_Your goal_
Only the records, repeated exactly, should make up the response.

_Input data_
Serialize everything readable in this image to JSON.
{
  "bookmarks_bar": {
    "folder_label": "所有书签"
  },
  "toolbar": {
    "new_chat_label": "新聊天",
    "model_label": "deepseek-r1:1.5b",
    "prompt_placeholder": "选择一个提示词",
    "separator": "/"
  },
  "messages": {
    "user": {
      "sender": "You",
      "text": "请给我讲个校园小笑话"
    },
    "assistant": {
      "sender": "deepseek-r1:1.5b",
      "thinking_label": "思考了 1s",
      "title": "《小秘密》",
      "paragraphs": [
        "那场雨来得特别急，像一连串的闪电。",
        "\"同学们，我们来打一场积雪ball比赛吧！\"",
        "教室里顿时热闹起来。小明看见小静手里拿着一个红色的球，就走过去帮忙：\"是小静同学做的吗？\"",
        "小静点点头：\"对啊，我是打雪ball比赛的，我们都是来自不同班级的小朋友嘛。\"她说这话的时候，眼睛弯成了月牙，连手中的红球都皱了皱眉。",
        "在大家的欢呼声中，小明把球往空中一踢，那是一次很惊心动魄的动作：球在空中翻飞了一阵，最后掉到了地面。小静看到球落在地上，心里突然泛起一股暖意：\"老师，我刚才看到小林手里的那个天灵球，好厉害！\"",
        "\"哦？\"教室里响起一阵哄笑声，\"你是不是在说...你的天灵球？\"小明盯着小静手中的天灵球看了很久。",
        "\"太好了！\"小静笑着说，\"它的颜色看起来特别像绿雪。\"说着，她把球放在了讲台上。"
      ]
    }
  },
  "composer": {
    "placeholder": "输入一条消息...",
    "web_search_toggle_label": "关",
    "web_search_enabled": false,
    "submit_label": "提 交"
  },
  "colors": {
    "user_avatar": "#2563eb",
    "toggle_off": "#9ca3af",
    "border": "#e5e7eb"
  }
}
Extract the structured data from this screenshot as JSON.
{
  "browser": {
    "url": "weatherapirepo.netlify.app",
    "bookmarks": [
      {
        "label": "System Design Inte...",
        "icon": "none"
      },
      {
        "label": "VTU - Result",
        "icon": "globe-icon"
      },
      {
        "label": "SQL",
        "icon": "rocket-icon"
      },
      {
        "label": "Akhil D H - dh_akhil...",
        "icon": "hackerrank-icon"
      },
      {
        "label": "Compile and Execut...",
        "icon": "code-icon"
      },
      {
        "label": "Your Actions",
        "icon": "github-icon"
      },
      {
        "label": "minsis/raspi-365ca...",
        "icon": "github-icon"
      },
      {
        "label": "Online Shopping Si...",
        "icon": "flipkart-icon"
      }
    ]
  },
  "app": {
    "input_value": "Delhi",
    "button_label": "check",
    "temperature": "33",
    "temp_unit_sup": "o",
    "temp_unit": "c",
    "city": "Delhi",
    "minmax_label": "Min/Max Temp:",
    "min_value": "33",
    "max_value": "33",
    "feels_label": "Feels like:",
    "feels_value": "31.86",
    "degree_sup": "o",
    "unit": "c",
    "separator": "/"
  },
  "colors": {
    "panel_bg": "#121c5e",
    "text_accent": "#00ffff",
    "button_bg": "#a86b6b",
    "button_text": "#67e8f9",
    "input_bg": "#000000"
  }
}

_Task solution_
Serialize everything readable in this image to JSON.
{
  "bookmarks_bar": {
    "folder_label": "所有书签"
  },
  "toolbar": {
    "new_chat_label": "新聊天",
    "model_label": "deepseek-r1:1.5b",
    "prompt_placeholder": "选择一个提示词",
    "separator": "/"
  },
  "messages": {
    "user": {
      "sender": "You",
      "text": "请给我讲个校园小笑话"
    },
    "assistant": {
      "sender": "deepseek-r1:1.5b",
      "thinking_label": "思考了 1s",
      "title": "《小秘密》",
      "paragraphs": [
        "那场雨来得特别急，像一连串的闪电。",
        "\"同学们，我们来打一场积雪ball比赛吧！\"",
        "教室里顿时热闹起来。小明看见小静手里拿着一个红色的球，就走过去帮忙：\"是小静同学做的吗？\"",
        "小静点点头：\"对啊，我是打雪ball比赛的，我们都是来自不同班级的小朋友嘛。\"她说这话的时候，眼睛弯成了月牙，连手中的红球都皱了皱眉。",
        "在大家的欢呼声中，小明把球往空中一踢，那是一次很惊心动魄的动作：球在空中翻飞了一阵，最后掉到了地面。小静看到球落在地上，心里突然泛起一股暖意：\"老师，我刚才看到小林手里的那个天灵球，好厉害！\"",
        "\"哦？\"教室里响起一阵哄笑声，\"你是不是在说...你的天灵球？\"小明盯着小静手中的天灵球看了很久。",
        "\"太好了！\"小静笑着说，\"它的颜色看起来特别像绿雪。\"说着，她把球放在了讲台上。"
      ]
    }
  },
  "composer": {
    "placeholder": "输入一条消息...",
    "web_search_toggle_label": "关",
    "web_search_enabled": false,
    "submit_label": "提 交"
  },
  "colors": {
    "user_avatar": "#2563eb",
    "toggle_off": "#9ca3af",
    "border": "#e5e7eb"
  }
}
Extract the structured data from this screenshot as JSON.
{
  "browser": {
    "url": "weatherapirepo.netlify.app",
    "bookmarks": [
      {
        "label": "System Design Inte...",
        "icon": "none"
      },
      {
        "label": "VTU - Result",
        "icon": "globe-icon"
      },
      {
        "label": "SQL",
        "icon": "rocket-icon"
      },
      {
        "label": "Akhil D H - dh_akhil...",
        "icon": "hackerrank-icon"
      },
      {
        "label": "Compile and Execut...",
        "icon": "code-icon"
      },
      {
        "label": "Your Actions",
        "icon": "github-icon"
      },
      {
        "label": "minsis/raspi-365ca...",
        "icon": "github-icon"
      },
      {
        "label": "Online Shopping Si...",
        "icon": "flipkart-icon"
      }
    ]
  },
  "app": {
    "input_value": "Delhi",
    "button_label": "check",
    "temperature": "33",
    "temp_unit_sup": "o",
    "temp_unit": "c",
    "city": "Delhi",
    "minmax_label": "Min/Max Temp:",
    "min_value": "33",
    "max_value": "33",
    "feels_label": "Feels like:",
    "feels_value": "31.86",
    "degree_sup": "o",
    "unit": "c",
    "separator": "/"
  },
  "colors": {
    "panel_bg": "#121c5e",
    "text_accent": "#00ffff",
    "button_bg": "#a86b6b",
    "button_text": "#67e8f9",
    "input_bg": "#000000"
  }
}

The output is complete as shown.